Most Shared

TroubleShooter

TroubleShooter

 
text size

Howard Ain, Troubleshooter: Scammer Poses As Key Bank To Get Information

Updated: Wednesday, November 27 2013, 04:33 PM EST




CINCINNATI (Howard Ain) -- From phony calls to phone checks, the scammers are still
out there trying to steal your money The latest concerns Key Bank. Scammers are
attempting to get your personal information. They are calling and texting
pretending to be from Key Bank and asking for your sensitive information. It's
all a scam and Key Bank is working with authorities to try to catch the thieves.


Now, it may be hard to believe but crooks are still sending phony checks
by the thousands to people all over the country. Tom Butcha of Covington sent me
two checks he received. He was told via email to deposit them and then wire most
of the money to an address in Kuala Lumur, Malaysia. The checks look real but
they're not.

So if you deposit them they'll bounce and you'll have to
repay the bank. One of the checks is allegedly from Stephen Wyatt of Georgia. I
called and talked with him and learned these phony checks have been turning up
all over the country. Wyatt says he has no idea how his banking information was
stolen but he closed his account more than a week ago.

Local 12's Paula
Toti received this check. You can see it was simply printed on this big piece of
paper, but when you send it out this way you can clearly see its phony. She told
the sender she knew it was a scam and that's the last she heard from him.


Joann sent me this check allegedly from an international sweepstakes she
won. Again, it's all phony. Howard Ain, Troubleshooter: Scammer Poses As Key Bank To Get Information


Advertise with us!

Related Stories

Scam Alert

  • E-greeting Card Scam

    The e-greeting card scam is not a new one, but the FBI says it's returned with a vengeance.

    It's Internet Crime Complaint Center is receiving an increasing number of complaints.

    The fraud e-cards contain malware as an attachment, or it contains a link which sends the recipient to a web page where they can pick up viruses, keystroke loggers or other so-called trojan horse programs.

    The e-cards sometimes even appear to be from legitimate e-card greeting web sites-- but the actual address of the links point to a numeric address, rather than one containing the name of the postcard company.

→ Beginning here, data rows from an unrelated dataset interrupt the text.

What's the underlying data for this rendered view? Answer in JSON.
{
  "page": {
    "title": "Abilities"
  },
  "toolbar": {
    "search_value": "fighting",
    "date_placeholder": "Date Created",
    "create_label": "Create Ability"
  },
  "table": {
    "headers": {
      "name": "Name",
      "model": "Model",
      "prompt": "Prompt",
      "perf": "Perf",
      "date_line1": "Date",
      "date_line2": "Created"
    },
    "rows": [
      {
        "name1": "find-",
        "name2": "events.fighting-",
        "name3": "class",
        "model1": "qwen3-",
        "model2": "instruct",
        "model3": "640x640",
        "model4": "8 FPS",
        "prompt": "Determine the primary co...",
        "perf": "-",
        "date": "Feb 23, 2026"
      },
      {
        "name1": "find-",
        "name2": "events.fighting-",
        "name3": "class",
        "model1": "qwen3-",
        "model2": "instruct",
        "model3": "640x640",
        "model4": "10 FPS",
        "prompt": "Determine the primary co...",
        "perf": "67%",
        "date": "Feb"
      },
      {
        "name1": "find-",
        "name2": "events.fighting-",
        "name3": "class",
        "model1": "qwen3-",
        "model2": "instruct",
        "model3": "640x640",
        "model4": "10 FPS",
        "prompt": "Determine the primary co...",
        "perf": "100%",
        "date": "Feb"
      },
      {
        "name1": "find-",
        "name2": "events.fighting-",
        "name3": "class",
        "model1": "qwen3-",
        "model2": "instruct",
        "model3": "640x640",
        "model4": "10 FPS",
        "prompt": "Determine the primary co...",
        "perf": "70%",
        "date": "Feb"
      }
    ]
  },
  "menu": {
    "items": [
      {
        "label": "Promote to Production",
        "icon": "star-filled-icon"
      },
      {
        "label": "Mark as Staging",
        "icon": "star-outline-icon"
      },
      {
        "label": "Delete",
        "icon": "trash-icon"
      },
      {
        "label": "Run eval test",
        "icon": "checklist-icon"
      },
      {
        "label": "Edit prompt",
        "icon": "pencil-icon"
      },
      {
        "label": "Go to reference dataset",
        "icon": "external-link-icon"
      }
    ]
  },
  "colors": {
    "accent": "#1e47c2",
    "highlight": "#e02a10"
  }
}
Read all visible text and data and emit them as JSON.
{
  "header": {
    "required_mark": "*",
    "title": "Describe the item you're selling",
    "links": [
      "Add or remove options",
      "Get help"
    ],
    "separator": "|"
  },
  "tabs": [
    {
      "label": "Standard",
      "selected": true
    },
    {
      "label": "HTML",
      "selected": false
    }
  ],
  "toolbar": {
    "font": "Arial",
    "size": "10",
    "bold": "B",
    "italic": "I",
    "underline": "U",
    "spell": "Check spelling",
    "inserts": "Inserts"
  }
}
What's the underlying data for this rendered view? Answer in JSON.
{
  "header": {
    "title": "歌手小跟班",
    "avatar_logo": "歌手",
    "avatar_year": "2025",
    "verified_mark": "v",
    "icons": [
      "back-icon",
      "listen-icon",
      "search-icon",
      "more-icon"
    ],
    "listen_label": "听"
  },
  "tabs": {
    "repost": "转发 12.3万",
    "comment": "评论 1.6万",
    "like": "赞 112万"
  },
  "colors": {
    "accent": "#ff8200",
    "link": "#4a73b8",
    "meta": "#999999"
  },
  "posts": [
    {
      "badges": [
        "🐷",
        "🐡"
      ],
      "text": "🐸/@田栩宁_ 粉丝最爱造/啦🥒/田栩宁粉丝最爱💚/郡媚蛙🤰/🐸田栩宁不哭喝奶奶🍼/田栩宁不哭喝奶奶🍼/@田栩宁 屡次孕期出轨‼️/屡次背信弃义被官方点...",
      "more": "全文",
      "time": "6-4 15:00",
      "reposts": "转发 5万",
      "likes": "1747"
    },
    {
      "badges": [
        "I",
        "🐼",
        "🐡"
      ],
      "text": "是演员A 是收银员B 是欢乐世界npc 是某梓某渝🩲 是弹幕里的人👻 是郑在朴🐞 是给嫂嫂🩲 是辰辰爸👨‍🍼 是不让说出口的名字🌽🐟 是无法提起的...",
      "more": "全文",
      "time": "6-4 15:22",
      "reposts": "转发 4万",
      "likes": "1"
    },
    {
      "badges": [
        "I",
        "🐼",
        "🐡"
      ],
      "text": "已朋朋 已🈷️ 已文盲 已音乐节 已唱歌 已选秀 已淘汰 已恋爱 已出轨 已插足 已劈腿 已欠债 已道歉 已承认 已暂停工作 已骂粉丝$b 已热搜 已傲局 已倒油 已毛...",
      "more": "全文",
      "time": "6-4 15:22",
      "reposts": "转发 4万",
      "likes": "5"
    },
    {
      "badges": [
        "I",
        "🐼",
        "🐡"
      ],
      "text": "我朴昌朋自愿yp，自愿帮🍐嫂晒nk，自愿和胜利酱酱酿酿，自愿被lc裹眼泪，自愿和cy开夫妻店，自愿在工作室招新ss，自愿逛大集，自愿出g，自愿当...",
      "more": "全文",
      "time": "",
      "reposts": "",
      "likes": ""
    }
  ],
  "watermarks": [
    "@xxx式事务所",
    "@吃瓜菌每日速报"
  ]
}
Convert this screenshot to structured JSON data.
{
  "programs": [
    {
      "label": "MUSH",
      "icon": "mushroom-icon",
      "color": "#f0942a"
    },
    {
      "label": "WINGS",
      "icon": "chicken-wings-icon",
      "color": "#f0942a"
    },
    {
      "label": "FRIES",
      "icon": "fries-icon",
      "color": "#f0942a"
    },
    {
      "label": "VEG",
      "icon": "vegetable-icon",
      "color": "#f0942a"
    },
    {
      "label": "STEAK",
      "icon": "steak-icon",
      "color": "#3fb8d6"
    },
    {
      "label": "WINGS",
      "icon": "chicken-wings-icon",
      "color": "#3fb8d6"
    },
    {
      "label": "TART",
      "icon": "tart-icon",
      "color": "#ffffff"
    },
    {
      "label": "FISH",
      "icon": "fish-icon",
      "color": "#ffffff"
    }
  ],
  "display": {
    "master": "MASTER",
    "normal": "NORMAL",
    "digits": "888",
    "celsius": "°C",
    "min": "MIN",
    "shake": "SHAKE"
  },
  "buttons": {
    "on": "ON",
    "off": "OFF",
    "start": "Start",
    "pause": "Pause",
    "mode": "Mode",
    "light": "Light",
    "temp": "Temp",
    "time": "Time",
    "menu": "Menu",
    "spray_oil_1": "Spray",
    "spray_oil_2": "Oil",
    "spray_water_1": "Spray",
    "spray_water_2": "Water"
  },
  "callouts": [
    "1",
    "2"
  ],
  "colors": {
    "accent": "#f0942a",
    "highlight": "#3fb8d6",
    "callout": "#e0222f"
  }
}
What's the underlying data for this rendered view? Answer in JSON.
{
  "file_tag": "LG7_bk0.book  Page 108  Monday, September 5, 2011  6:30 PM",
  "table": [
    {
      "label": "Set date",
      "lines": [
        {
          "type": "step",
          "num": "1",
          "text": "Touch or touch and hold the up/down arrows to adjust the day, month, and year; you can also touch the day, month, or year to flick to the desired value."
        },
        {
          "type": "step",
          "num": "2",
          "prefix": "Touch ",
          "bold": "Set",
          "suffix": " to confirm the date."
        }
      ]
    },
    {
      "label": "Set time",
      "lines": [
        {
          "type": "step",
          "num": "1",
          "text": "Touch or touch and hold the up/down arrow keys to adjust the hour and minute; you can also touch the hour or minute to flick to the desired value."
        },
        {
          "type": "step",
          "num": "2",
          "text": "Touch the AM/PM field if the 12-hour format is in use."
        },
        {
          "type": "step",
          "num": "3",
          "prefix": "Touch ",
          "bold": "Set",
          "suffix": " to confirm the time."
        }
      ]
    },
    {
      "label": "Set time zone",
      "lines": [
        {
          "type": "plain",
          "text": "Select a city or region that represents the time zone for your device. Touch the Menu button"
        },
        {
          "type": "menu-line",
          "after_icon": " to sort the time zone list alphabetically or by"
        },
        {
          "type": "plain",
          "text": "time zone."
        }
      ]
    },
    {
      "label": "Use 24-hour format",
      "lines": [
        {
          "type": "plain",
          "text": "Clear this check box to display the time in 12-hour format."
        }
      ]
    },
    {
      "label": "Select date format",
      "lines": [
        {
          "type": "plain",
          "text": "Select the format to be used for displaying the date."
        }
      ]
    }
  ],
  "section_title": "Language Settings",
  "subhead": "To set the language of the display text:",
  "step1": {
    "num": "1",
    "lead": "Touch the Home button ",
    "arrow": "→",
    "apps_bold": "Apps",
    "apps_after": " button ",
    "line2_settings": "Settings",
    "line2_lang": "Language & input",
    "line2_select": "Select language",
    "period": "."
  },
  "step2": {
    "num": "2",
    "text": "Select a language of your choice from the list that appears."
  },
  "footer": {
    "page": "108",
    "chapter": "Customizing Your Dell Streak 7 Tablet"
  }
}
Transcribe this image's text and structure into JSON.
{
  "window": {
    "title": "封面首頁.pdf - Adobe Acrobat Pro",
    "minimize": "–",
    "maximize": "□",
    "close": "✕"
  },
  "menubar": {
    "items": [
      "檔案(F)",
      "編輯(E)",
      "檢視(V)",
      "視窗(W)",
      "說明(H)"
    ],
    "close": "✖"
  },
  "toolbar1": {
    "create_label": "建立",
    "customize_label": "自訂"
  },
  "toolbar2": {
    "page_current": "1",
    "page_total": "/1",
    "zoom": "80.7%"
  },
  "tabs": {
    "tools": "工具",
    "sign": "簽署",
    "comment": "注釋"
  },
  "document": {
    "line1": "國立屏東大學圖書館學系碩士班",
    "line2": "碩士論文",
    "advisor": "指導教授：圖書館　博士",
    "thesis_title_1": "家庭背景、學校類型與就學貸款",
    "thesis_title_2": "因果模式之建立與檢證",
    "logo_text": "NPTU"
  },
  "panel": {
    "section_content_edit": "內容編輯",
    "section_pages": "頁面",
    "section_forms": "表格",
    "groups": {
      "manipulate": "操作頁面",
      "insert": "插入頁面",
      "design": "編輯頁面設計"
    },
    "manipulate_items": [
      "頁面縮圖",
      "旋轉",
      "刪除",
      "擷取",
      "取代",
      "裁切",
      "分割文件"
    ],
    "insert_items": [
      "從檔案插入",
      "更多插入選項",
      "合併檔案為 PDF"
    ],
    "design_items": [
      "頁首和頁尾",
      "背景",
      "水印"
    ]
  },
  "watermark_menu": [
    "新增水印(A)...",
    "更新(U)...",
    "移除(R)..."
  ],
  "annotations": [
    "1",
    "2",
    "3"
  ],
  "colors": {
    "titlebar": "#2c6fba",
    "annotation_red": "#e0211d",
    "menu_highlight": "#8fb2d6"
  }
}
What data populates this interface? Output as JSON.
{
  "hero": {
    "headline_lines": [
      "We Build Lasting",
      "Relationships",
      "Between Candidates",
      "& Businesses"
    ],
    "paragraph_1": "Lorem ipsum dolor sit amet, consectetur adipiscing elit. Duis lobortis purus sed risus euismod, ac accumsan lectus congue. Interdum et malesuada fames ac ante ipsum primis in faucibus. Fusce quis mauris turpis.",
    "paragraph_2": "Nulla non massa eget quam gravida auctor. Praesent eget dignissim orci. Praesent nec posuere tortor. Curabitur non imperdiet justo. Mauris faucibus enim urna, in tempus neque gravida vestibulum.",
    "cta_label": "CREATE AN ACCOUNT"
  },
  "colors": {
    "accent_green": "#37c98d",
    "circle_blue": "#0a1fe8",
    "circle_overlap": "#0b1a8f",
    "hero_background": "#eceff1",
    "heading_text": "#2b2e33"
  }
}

    If you get one of these e-mails you can file a complaint on the FBI's web site, http://www.ic3.gov/.
  • Jury Duty Scam

    Officials all across the Tri-State are warning about a jury duty scam that may put you at risk for identity theft.

    Police say someone has been calling residents and saying they face arrest for failing to report for jury duty.

    The caller asks people for personal information including their Social Security numbers to clear up the situation.

    Authorities say the calls are part of a nationwide scam. If you think you have been a victim call your local police or sheriff's department.
 

More TroubleShooter Links

TroubleShooter Feedback

Do you have a problem that needs Howard's attention? Fill out the form below and let him know!
Please re-enter the code shown in the image below.
Advertise with us!